◆ Assignment
Scan the data, and whenever a line contains "JSON", copy it.

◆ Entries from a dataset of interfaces
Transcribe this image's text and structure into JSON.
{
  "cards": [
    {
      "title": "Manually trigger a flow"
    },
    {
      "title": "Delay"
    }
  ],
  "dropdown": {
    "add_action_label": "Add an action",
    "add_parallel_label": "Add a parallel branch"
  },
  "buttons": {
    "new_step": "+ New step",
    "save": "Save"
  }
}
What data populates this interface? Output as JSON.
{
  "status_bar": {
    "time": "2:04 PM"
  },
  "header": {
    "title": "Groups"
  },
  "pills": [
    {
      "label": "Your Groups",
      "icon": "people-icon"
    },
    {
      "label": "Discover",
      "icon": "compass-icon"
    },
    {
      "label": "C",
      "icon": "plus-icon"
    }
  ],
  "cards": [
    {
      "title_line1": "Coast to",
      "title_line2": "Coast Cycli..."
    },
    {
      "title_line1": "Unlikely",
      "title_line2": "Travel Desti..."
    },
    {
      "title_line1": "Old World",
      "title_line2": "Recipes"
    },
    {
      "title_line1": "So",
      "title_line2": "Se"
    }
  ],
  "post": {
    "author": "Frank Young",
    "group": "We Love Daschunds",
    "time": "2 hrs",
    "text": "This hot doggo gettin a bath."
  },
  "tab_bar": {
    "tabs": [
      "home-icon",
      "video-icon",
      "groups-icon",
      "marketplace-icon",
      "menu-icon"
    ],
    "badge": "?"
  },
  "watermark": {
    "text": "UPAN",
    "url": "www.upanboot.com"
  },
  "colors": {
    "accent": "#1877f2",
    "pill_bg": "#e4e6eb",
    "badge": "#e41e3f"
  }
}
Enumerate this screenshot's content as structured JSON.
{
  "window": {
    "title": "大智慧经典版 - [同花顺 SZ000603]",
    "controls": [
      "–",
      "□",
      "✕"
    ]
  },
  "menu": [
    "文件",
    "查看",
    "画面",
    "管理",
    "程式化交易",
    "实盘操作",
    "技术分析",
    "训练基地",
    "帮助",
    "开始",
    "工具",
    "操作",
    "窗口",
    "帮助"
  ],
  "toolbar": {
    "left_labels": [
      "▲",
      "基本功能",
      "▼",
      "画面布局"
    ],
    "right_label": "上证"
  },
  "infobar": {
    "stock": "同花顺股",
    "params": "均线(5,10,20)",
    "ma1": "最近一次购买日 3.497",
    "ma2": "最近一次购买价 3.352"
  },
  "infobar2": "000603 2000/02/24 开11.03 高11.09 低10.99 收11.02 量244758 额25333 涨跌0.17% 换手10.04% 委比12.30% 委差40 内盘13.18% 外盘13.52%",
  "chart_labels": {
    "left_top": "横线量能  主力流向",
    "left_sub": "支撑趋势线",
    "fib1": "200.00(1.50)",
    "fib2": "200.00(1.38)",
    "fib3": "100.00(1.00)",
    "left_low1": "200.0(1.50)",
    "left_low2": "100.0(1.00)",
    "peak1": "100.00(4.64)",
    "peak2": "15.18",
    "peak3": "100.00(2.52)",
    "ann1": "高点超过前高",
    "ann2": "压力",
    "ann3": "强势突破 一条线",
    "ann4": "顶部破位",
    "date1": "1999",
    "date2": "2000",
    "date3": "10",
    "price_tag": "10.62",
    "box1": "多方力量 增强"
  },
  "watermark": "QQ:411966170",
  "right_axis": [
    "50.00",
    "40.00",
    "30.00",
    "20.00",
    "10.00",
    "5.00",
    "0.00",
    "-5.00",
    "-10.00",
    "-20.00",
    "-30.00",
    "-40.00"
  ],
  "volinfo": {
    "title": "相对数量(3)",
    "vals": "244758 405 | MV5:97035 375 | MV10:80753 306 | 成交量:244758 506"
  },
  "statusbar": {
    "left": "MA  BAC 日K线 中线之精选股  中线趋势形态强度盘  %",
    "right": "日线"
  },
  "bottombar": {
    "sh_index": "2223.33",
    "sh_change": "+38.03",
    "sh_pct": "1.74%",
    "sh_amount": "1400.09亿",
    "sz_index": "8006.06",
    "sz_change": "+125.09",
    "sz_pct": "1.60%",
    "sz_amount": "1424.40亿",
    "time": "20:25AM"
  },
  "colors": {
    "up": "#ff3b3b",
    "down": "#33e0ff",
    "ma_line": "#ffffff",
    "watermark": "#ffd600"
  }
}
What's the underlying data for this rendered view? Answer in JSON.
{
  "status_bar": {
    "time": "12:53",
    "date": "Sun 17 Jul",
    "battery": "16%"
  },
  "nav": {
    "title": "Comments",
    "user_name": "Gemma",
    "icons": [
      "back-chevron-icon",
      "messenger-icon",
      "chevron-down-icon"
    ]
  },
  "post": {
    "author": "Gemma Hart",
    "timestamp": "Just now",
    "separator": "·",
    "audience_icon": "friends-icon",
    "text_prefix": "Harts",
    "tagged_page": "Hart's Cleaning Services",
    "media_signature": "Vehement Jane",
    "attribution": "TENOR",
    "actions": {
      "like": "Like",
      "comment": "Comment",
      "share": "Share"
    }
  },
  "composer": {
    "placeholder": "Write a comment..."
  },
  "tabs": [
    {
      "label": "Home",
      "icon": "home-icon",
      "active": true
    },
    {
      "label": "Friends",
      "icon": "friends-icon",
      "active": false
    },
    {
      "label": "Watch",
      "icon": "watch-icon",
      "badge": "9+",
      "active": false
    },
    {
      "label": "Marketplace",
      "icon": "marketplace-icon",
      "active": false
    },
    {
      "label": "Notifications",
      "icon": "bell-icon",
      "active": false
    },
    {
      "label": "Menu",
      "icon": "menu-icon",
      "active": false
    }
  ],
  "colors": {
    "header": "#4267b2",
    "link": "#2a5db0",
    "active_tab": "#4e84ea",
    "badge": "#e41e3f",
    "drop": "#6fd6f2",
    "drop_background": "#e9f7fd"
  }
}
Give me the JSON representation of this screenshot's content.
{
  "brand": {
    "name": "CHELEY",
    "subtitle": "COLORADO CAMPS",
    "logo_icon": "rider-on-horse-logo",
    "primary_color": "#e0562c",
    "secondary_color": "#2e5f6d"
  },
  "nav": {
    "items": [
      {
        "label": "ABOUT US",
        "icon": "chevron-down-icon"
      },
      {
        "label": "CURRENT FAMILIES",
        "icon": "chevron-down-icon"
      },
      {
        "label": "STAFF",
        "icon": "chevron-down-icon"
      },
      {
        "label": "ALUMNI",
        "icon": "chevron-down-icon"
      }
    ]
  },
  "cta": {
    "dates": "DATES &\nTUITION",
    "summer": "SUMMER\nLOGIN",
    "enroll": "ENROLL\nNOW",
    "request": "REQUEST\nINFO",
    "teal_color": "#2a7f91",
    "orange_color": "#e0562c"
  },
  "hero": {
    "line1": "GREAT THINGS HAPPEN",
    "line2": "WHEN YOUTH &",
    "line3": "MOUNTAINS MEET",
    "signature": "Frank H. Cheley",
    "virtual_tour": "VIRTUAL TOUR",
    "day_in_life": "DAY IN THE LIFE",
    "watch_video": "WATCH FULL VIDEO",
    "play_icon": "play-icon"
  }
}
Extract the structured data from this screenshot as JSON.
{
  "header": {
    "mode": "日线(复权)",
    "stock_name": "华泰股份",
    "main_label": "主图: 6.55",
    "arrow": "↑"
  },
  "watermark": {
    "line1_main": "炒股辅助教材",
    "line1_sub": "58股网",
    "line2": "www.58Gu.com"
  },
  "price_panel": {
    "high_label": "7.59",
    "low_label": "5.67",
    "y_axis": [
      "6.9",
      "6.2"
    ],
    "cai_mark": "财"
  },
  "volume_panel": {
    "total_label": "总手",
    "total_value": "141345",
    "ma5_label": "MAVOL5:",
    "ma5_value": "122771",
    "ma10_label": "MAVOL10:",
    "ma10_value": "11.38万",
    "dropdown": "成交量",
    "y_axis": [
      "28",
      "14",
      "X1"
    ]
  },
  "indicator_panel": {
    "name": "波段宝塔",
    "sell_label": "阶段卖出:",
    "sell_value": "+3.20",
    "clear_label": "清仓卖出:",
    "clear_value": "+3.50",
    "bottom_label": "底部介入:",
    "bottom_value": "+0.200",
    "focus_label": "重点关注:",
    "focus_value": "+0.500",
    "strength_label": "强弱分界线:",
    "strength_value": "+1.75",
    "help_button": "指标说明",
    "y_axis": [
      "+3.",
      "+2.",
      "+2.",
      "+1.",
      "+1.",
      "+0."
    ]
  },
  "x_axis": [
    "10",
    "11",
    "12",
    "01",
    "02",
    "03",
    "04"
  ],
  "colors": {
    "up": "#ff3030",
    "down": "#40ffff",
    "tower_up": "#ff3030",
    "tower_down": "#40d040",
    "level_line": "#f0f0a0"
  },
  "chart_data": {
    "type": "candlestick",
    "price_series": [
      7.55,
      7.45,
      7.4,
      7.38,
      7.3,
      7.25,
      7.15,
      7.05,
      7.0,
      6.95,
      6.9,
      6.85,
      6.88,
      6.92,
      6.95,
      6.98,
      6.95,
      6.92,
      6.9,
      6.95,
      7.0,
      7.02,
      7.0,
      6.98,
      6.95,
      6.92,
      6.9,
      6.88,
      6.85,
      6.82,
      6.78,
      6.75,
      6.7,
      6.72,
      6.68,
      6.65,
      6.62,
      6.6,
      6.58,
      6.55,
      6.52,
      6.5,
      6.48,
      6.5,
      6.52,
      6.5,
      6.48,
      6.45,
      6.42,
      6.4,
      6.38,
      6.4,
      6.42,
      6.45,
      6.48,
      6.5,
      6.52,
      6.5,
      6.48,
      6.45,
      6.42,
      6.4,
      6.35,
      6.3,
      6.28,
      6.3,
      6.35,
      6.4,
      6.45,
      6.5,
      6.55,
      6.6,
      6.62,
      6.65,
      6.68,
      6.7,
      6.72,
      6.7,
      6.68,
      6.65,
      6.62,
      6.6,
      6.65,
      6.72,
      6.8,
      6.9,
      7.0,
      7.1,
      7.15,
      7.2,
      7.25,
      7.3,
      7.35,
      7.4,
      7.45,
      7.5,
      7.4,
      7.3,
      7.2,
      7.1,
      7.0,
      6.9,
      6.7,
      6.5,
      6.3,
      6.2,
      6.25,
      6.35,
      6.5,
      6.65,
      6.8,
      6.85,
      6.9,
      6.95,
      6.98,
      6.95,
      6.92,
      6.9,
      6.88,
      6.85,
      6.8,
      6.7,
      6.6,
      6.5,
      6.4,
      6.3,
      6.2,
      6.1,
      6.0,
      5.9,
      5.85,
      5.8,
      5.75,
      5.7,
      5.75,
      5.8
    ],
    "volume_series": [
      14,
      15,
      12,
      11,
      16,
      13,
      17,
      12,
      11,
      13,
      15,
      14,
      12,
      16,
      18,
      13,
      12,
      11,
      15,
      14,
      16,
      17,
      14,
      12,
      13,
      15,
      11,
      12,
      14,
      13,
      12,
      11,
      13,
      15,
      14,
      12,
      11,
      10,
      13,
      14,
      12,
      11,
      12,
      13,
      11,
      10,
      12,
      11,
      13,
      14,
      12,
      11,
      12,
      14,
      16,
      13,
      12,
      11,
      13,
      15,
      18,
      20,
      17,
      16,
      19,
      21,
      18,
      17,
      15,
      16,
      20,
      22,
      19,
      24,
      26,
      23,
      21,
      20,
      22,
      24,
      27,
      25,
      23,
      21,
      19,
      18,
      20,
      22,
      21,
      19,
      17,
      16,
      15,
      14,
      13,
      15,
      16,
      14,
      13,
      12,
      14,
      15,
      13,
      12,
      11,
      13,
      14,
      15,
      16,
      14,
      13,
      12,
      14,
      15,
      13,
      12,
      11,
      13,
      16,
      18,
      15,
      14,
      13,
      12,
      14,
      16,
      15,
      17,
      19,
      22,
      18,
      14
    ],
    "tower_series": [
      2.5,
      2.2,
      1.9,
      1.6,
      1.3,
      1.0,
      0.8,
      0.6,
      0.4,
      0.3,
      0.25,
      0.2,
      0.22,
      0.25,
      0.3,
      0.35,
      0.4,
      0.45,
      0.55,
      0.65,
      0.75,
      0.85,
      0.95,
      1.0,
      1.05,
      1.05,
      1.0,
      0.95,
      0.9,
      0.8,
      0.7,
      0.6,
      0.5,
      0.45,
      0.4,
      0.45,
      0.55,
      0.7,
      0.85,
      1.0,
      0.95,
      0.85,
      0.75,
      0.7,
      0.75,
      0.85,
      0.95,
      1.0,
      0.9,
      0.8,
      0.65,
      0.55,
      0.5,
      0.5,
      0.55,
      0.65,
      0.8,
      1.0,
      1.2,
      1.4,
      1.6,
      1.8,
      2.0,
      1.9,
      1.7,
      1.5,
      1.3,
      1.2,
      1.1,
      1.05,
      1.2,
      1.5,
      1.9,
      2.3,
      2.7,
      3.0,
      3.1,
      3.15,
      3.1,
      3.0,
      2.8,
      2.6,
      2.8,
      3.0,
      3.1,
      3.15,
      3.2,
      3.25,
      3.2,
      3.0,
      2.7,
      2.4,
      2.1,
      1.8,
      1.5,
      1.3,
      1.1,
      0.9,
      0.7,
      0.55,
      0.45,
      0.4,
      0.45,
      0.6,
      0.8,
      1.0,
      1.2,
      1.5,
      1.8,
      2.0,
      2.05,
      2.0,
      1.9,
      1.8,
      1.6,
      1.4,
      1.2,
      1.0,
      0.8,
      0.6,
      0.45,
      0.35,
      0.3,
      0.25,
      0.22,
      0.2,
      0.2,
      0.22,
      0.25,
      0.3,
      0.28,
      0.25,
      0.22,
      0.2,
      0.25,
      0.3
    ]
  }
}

◆ Output of the exercise
Transcribe this image's text and structure into JSON.
What data populates this interface? Output as JSON.
Enumerate this screenshot's content as structured JSON.
What's the underlying data for this rendered view? Answer in JSON.
Give me the JSON representation of this screenshot's content.
Extract the structured data from this screenshot as JSON.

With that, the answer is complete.